Monday, January 12, 2009

Reform Is Coming

Two particularly interesting and important things happened at the end of last week. One, as reported by the New York Times (“Daschle Lays Out a Plan to Overhaul Healthcare”), was presumptive Health Czar Tom Daschle’s visit to friendly confines of the US Senate to chitchat about reform. The article reports he appeared fluent on the topic, didn’t need to resort to notes and enjoyed a very favorable reception from his former colleagues. Granted, it seems he wasn’t thrown too many hardballs, but his message was quite clear: “as we face a harsh and deep recession, the problem of the uninsured is likely to grow.” Acknowledging criticisms of the failed 1994 attempt to address the systems shortcomings, Mr. Daschle asserted, “The[y] are good arguments for undertaking reform in a way that is aggressive, open and responsive to Americans’ concerns,” he said. “They are not good arguments for ignoring the problem.”

While many, like Jeff Goldsmith, had suggested a go-slow approach on health reform, it appears clear something more aggressive will happen. The Administration will join the growing chorus of proposals gathering for consideration and vote.
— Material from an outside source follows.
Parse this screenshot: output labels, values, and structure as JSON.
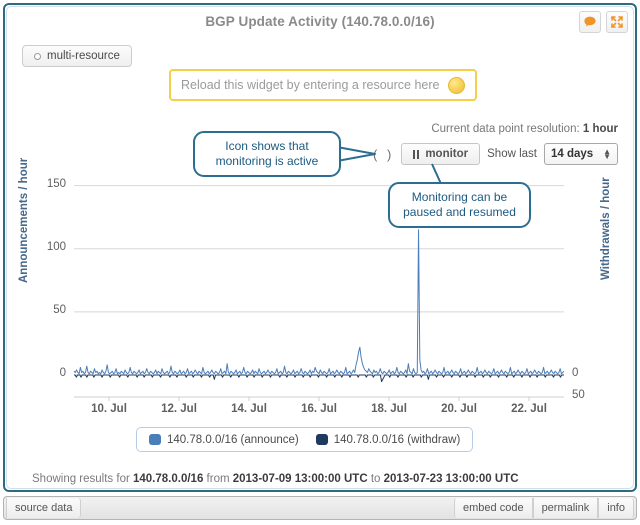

Which leads to the other item that appeared on Friday. The Commonwealth Fund Commission on a High Performance Health System issues their analysis (part I of II) of Leading Congressional Health Care Bills. It’s an interesting tome and a surprisingly fast read. Admittedly, I have spent the most time on the section dealing with mixed private-public insurance with a shared responsibility for financing advanced through proposals by President-elect, Senator Max Baucus and the “Building Blocks” plan offered by the Commonwealth Fund itself. Ego being what it is, I assume the bill that finally goes to the floors of Congress for debate, vote and conferencing will resemble the President’s view of the universe. He is the “Noun” to the verb “Change.” He gets to claim victory and credit (and, if necessary, blame).

The details of the proposal are fairly clear and widely available. Two items jumped out at me though which are worth mention.

First, Figure 3 of the report compares US Population by Primary Source of Insurance under Current Law and Proposals, 2010. Under the Obama-Baucus-Building Blocks (OBBB) model, the Employer Sponsored insurance market is projected to change very little. – covering 49% of all Americans, down from 53% currently. I personally found that small shift surprising. in the election, the Doom-And-Gloomers often said that if the Goverment was providing and "out" employers would take it. Guess not.

The Connector – the new mechanism that will be the market-maker for insuring the currently uninsured and which is also expected to pick up some people currently covered by Medicaid – will become the third largest “insurer” at an estimate 19% of the population, behind Medicaid/SCHIP (45%) and just ahead of Medicare (10%).

It is expected, in this model, that providers would receive Medicare rates for people insured under the Connector, so Medicare’s fee schedule would cover 29% of the population. An intriguing question. Can hospital operators profitably serve a third of their patient population at Medicare rates? Maybe more intriguing is the financing aspect of the OBBB plan that places a 4 percent assessment on hospital gross revenues and 2 percent on physician revenues to partially fund the expansion of access. Gross revenues, not net. This is an interesting kettle of fish; a tax dressed up in sheep’s clothing. It could certainly impact hospital pricing strategies. I foresee an abundance of multivariate analyses calculating how much prices could increase and still deliver bottom line benefit in excess of new taxes.

Beyond the fun questions of profitable business management and pricing strategies, the bigger question that bubbled up was the issue of tax-exempt status. Once you’ve started to tax, it’s hard to stop.

So if the total uninsured burden on the US economy drops to 1% of the population (4 million people) and the care for 78% of all citizens is paid at Medicare rates or better, what becomes of hospitals’ charitable missions? Losses on serving Medicaid, providing medical education, and under/unfunded research burdens can’t justify millions of dollars of foregone state and local tax receipts. Even if they were to receive credit for the assessments that help fund the Connector program, it seems hospitals will be exposed to a significant, non-defensible assault.

I won’t argue that this is a bad thing. I can imagine a provider revenue boom (not to mention savings in collections, something hosptials particularly stink at). As a marketer, in a land of taxable hospitals, I see incredible marketing opportunities – grow sales at all costs to spread fixed costs across more cases and drive marginal revenue. Relieved of the burden of the uninsured/no-pay patients, does a new “Wild West” of health care competition emerge? Puzzling questions I don’t have full ideas on yet.

But if I were a gambling man, I’d continue to put chips down on “Change.”

Changes aren’t permanent, but change is.”


  1. In 2006, the U.S hospital margin for Medicare patients was -9.4%, for Medicaid patients -14.7%, for self-pay (other) patients -25.1%, and for commercial patients 23.1% . The average overall hospital margin was 3.8%. Clearly, commercial payers are subsidizing the government's obligations. It would be interesting to see what would happen to commercial rates when Medicaid patients and self-pay patients are covered at the higher (albeit low) Medicare payment rates.